2. Defendant's remaining enumeration of error maintains that the superior court erred in imposing as a condition of probation that defendant have no direct or indirect contact with his seven-year-old daughter until she reaches the age of majority. While defendant acknowledges that this court has upheld conditions of probation which restricted contact between family members for brief periods of time, he argues that the duration of the ban on contact imposed upon him is an abuse of the superior court's discretion and a violation of his rights under the Fifth and Fourteenth Amendments of the Constitution of the United States.
"The trial judge is expressly authorized by OCGA § 17-10-1 (a) to `suspend or probate all or any part of the entire sentence under such rules and regulations as the judge deems proper. . . ." OCGA § 42-8-35 sets forth 12 conditions which may be imposed on probation. This list, however, is not exclusive. Parkerson v. State, 156 Ga. App. 440 ( 274 S.E.2d 799) (1980). `A trial court certainly has broad discretion to determine the terms and conditions of probation. In the absence of express authority to the contrary, we see no logical reason why any reasonable condition imposed for probation or suspension of a sentence by a trial court should not be approved.' (Citations and punctuation omitted.) Pitts v. State, 206 Ga. App. 635, 637 (3) ( 426 S.E.2d 257) (1992)." Ballenger v. State, 210 Ga. App. 627, 628 (1) ( 436 S.E.2d 793). See also State v. Collett, 232 Ga. 668, 670 ( 208 S.E.2d 472).

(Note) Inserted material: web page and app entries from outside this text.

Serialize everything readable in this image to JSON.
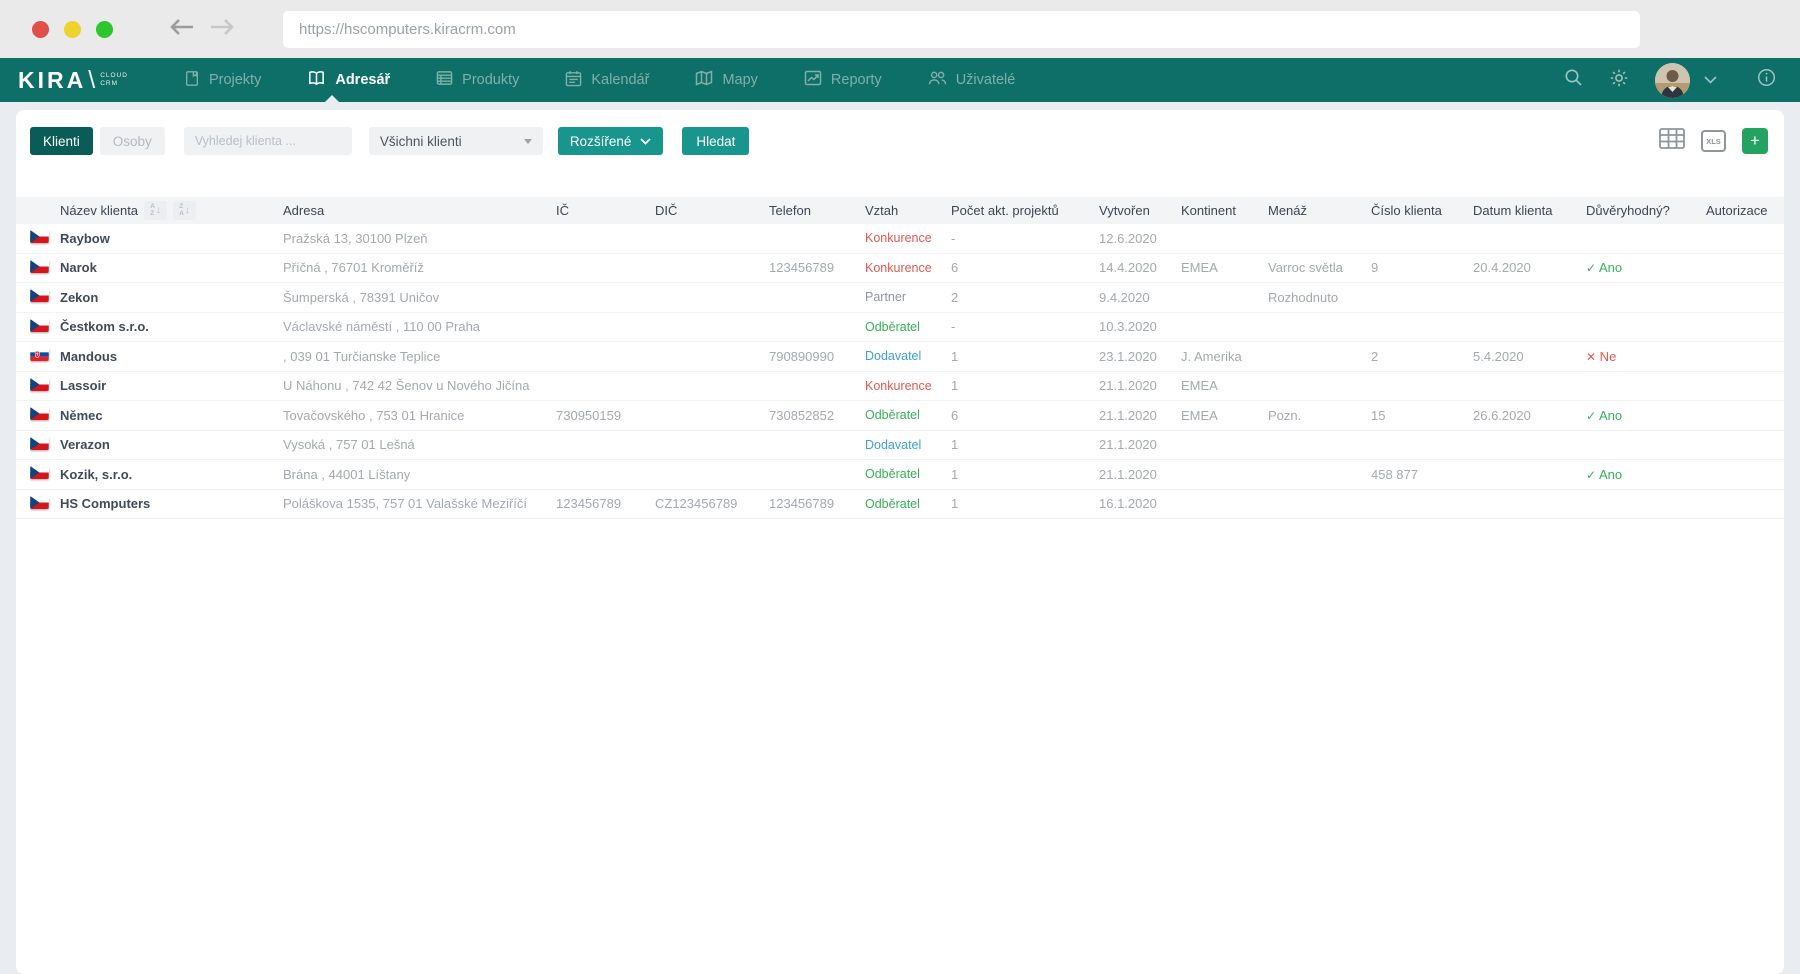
{
  "browser": {
    "url": "https://hscomputers.kiracrm.com"
  },
  "nav": {
    "logo": {
      "brand": "KIRA",
      "sub1": "CLOUD",
      "sub2": "CRM"
    },
    "items": [
      {
        "label": "Projekty",
        "icon": "document-icon",
        "active": false
      },
      {
        "label": "Adresář",
        "icon": "open-book-icon",
        "active": true
      },
      {
        "label": "Produkty",
        "icon": "products-icon",
        "active": false
      },
      {
        "label": "Kalendář",
        "icon": "calendar-icon",
        "active": false
      },
      {
        "label": "Mapy",
        "icon": "map-icon",
        "active": false
      },
      {
        "label": "Reporty",
        "icon": "report-icon",
        "active": false
      },
      {
        "label": "Uživatelé",
        "icon": "users-icon",
        "active": false
      }
    ]
  },
  "toolbar": {
    "klienti_tab": "Klienti",
    "osoby_tab": "Osoby",
    "search_placeholder": "Vyhledej klienta ...",
    "filter_value": "Všichni klienti",
    "advanced_button": "Rozšířené",
    "search_button": "Hledat",
    "add_button": "+"
  },
  "table": {
    "columns": [
      "Název klienta",
      "Adresa",
      "IČ",
      "DIČ",
      "Telefon",
      "Vztah",
      "Počet akt. projektů",
      "Vytvořen",
      "Kontinent",
      "Menáž",
      "Číslo klienta",
      "Datum klienta",
      "Důvěryhodný?",
      "Autorizace"
    ],
    "rows": [
      {
        "flag": "cz",
        "name": "Raybow",
        "address": "Pražská 13, 30100 Plzeň",
        "ic": "",
        "dic": "",
        "telefon": "",
        "vztah": "Konkurence",
        "pocet": "-",
        "vytvoren": "12.6.2020",
        "kontinent": "",
        "menaz": "",
        "cislo": "",
        "datum": "",
        "duveryhodny": "",
        "autorizace": ""
      },
      {
        "flag": "cz",
        "name": "Narok",
        "address": "Příčná , 76701 Kroměříž",
        "ic": "",
        "dic": "",
        "telefon": "123456789",
        "vztah": "Konkurence",
        "pocet": "6",
        "vytvoren": "14.4.2020",
        "kontinent": "EMEA",
        "menaz": "Varroc světla",
        "cislo": "9",
        "datum": "20.4.2020",
        "duveryhodny": "Ano",
        "autorizace": ""
      },
      {
        "flag": "cz",
        "name": "Zekon",
        "address": "Šumperská , 78391 Uničov",
        "ic": "",
        "dic": "",
        "telefon": "",
        "vztah": "Partner",
        "pocet": "2",
        "vytvoren": "9.4.2020",
        "kontinent": "",
        "menaz": "Rozhodnuto",
        "cislo": "",
        "datum": "",
        "duveryhodny": "",
        "autorizace": ""
      },
      {
        "flag": "cz",
        "name": "Čestkom s.r.o.",
        "address": "Václavské náměstí , 110 00 Praha",
        "ic": "",
        "dic": "",
        "telefon": "",
        "vztah": "Odběratel",
        "pocet": "-",
        "vytvoren": "10.3.2020",
        "kontinent": "",
        "menaz": "",
        "cislo": "",
        "datum": "",
        "duveryhodny": "",
        "autorizace": ""
      },
      {
        "flag": "sk",
        "name": "Mandous",
        "address": ", 039 01 Turčianske Teplice",
        "ic": "",
        "dic": "",
        "telefon": "790890990",
        "vztah": "Dodavatel",
        "pocet": "1",
        "vytvoren": "23.1.2020",
        "kontinent": "J. Amerika",
        "menaz": "",
        "cislo": "2",
        "datum": "5.4.2020",
        "duveryhodny": "Ne",
        "autorizace": ""
      },
      {
        "flag": "cz",
        "name": "Lassoir",
        "address": "U Náhonu , 742 42 Šenov u Nového Jičína",
        "ic": "",
        "dic": "",
        "telefon": "",
        "vztah": "Konkurence",
        "pocet": "1",
        "vytvoren": "21.1.2020",
        "kontinent": "EMEA",
        "menaz": "",
        "cislo": "",
        "datum": "",
        "duveryhodny": "",
        "autorizace": ""
      },
      {
        "flag": "cz",
        "name": "Němec",
        "address": "Tovačovského , 753 01 Hranice",
        "ic": "730950159",
        "dic": "",
        "telefon": "730852852",
        "vztah": "Odběratel",
        "pocet": "6",
        "vytvoren": "21.1.2020",
        "kontinent": "EMEA",
        "menaz": "Pozn.",
        "cislo": "15",
        "datum": "26.6.2020",
        "duveryhodny": "Ano",
        "autorizace": ""
      },
      {
        "flag": "cz",
        "name": "Verazon",
        "address": "Vysoká , 757 01 Lešná",
        "ic": "",
        "dic": "",
        "telefon": "",
        "vztah": "Dodavatel",
        "pocet": "1",
        "vytvoren": "21.1.2020",
        "kontinent": "",
        "menaz": "",
        "cislo": "",
        "datum": "",
        "duveryhodny": "",
        "autorizace": ""
      },
      {
        "flag": "cz",
        "name": "Kozik, s.r.o.",
        "address": "Brána , 44001 Líštany",
        "ic": "",
        "dic": "",
        "telefon": "",
        "vztah": "Odběratel",
        "pocet": "1",
        "vytvoren": "21.1.2020",
        "kontinent": "",
        "menaz": "",
        "cislo": "458 877",
        "datum": "",
        "duveryhodny": "Ano",
        "autorizace": ""
      },
      {
        "flag": "cz",
        "name": "HS Computers",
        "address": "Poláškova 1535, 757 01 Valašské Meziříčí",
        "ic": "123456789",
        "dic": "CZ123456789",
        "telefon": "123456789",
        "vztah": "Odběratel",
        "pocet": "1",
        "vytvoren": "16.1.2020",
        "kontinent": "",
        "menaz": "",
        "cislo": "",
        "datum": "",
        "duveryhodny": "",
        "autorizace": ""
      }
    ]
  },
  "colors": {
    "navbar_teal": "#0e6f68",
    "active_tab_teal": "#0a5d56",
    "accent_teal": "#18968d",
    "add_button_green": "#23a262",
    "yes_green": "#35b157",
    "no_red": "#e4584f",
    "relation": {
      "Konkurence": "#e4584f",
      "Partner": "#8e959c",
      "Odběratel": "#35b157",
      "Dodavatel": "#3aa0d8"
    }
  }
}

In some instances a condition of probation involves a waiver of a defendant's rights including those protected by state or federal constitutions. However, the conditions of probation are not imposed involuntarily, but are accepted by convicted criminals as a condition necessary to avoid incarceration in the penitentiary. Falkenhainer v. State, 122 Ga. App. 478, 480 ( 177 S.E.2d 380). Whether the waiver of rights required under the condition of probation amounts to an abuse of discretion depends upon whether it is "related to a legitimate purpose underlying the criminal justice system . . . [or whether defendant's] loss of rights relates in a rational way to the purpose underlying the sentencing objective, to prevent his involvement in criminal activity by monitoring his conduct while he serves the probationary part of his sentence." Allen v. State, 258 Ga. 424, 425 (3) ( 369 S.E.2d 909). See also Land v. State, 262 Ga. 898, 901 (5) ( 426 S.E.2d 370).
A condition of probation which precludes contact between the perpetrator of a sexual crime and his victim bears a reasonable relation to future criminality especially where a family relationship provided the opportunity for the past criminal conduct. Potts v. State, 207 Ga. App. 863, 866 (3) ( 429 S.E.2d 526); Hardman v. Hardman, 185 Ga. App. 519, 521 (5) ( 364 S.E.2d 645) (overruled on other grounds Pender v. Witcher, 196 Ga. App. 856 ( 397 S.E.2d 193)); West v. State, 160 Ga. App. 855, 856 (4) ( 287 S.E.2d 694). As to the duration of the conditions of probation, we find that the general rule is that the conditions may remain in force for the period of probation and find no authority which would require curtailing the conditions of probation at an earlier date in the case sub judice. See Ballenger v. State, 210 Ga. App. 627, 629 (3), supra; Wyche v. State, 197 Ga. App. 148, 149 (3) ( 397 S.E.2d 738).
Judgment affirmed. Pope, C. J., and Smith, J., concur.